Find the lines of data that contain the string "JSON", then list them.

[Dataset rows for apps and sites]

════════════════════

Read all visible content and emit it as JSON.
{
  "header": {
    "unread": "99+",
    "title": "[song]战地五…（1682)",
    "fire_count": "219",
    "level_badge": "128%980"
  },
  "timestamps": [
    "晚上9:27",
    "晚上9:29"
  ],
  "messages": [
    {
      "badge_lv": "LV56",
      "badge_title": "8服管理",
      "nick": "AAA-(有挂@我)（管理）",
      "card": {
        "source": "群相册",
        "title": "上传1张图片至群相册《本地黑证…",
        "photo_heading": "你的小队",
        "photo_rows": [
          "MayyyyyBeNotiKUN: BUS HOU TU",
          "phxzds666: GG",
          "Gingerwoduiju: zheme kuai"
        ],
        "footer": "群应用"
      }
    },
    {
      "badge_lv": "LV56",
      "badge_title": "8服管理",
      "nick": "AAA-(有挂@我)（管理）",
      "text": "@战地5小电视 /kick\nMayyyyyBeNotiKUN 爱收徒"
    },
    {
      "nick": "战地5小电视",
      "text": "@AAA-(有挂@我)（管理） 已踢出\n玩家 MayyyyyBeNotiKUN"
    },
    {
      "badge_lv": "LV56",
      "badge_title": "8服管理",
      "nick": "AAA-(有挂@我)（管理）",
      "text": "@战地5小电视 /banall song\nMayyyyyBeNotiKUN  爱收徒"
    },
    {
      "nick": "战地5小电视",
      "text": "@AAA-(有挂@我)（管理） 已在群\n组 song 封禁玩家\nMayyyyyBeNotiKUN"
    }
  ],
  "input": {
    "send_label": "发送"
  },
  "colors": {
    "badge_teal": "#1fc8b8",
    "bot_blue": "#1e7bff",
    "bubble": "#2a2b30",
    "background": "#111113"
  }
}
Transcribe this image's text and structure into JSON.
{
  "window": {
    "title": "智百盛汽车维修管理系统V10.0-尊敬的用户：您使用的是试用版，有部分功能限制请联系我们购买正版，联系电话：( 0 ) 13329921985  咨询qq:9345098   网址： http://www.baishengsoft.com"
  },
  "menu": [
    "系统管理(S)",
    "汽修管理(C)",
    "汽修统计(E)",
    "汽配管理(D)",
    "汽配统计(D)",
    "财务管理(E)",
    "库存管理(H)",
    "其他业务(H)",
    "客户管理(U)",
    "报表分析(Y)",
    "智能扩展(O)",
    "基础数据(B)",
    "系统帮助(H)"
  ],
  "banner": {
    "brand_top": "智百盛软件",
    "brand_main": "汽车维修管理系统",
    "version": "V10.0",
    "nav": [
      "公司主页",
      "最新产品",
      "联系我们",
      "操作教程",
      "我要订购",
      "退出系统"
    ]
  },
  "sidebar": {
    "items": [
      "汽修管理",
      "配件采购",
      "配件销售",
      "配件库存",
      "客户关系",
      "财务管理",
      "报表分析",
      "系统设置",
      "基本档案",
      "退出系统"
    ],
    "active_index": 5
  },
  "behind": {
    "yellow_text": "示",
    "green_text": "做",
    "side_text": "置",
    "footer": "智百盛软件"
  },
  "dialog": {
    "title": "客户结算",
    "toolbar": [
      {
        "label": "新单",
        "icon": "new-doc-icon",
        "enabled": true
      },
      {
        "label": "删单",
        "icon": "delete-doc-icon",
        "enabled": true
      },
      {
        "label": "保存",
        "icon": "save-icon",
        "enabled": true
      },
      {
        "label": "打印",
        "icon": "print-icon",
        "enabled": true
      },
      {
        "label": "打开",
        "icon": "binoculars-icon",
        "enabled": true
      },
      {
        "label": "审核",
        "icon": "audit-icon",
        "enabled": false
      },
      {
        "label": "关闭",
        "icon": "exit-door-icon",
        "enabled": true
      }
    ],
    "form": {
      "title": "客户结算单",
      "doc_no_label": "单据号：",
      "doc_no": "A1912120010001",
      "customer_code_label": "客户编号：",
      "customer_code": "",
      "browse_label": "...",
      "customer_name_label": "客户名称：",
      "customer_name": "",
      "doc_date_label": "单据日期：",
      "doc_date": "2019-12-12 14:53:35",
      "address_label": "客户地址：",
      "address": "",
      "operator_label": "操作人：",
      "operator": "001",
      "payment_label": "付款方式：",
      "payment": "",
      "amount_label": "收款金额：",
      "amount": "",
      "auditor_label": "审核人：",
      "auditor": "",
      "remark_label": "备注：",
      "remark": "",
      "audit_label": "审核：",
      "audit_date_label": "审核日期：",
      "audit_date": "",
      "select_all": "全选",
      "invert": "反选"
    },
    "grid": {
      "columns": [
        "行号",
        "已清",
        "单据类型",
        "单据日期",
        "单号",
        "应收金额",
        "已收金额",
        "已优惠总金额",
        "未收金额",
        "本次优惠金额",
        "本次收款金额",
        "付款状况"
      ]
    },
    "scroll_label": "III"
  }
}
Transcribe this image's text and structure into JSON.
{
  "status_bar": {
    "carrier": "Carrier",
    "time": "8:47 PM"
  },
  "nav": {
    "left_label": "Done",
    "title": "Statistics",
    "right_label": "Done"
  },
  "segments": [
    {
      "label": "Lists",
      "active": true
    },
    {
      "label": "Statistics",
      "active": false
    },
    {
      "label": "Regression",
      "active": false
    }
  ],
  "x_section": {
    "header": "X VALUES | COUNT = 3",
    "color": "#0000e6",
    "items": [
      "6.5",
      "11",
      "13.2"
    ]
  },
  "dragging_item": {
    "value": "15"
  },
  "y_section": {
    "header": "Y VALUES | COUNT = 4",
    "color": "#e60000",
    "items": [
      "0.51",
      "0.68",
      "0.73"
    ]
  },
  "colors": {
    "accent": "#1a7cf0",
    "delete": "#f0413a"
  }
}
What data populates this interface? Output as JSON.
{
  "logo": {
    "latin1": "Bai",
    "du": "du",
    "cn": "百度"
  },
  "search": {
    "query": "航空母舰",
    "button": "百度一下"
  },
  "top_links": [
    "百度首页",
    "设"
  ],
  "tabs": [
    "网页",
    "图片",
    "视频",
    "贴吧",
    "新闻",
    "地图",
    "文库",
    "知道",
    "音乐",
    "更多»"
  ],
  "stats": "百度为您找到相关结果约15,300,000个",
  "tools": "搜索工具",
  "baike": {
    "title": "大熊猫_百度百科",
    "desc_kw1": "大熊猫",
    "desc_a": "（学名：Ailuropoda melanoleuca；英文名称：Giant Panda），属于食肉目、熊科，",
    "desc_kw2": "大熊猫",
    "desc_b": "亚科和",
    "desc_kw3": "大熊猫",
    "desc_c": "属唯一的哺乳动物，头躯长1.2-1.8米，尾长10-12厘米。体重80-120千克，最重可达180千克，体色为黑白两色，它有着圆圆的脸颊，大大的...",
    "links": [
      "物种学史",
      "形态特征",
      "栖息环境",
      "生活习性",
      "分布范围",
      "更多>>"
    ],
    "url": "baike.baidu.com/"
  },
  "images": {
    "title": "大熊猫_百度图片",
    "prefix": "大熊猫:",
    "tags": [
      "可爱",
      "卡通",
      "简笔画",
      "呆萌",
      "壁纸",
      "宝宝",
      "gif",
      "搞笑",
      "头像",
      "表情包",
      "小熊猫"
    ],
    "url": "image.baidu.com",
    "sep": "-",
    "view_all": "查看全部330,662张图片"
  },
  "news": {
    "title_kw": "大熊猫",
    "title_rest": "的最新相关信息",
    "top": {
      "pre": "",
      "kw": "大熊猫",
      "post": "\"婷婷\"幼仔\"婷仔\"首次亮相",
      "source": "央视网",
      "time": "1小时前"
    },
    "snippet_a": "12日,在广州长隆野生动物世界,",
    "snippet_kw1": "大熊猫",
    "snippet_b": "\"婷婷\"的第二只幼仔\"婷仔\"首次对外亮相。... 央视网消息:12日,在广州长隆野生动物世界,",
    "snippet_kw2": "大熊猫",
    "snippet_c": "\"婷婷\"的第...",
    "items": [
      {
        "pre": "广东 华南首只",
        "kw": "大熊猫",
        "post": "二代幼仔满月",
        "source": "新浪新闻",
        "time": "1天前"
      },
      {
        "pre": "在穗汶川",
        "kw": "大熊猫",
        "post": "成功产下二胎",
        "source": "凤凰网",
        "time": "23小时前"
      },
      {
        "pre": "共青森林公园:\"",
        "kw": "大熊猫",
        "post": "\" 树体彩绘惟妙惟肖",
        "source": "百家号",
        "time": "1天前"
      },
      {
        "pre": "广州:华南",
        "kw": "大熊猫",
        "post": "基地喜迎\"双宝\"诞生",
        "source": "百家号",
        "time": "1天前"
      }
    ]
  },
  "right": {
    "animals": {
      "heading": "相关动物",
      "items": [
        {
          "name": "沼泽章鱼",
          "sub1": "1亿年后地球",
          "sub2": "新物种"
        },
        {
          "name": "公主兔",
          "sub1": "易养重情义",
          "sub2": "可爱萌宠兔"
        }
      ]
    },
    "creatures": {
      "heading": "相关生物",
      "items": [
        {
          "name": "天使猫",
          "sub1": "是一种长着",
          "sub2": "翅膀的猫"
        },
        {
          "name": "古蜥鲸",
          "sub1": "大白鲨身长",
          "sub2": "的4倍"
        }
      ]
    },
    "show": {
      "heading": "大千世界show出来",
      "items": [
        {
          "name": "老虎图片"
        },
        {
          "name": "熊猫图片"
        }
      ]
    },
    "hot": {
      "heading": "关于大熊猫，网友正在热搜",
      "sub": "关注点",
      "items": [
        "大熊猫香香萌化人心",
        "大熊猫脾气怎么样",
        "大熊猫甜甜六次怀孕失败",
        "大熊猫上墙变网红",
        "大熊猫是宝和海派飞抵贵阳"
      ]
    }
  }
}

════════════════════

• _Answer box_:
Read all visible content and emit it as JSON.
Transcribe this image's text and structure into JSON.
Transcribe this image's text and structure into JSON.
What data populates this interface? Output as JSON.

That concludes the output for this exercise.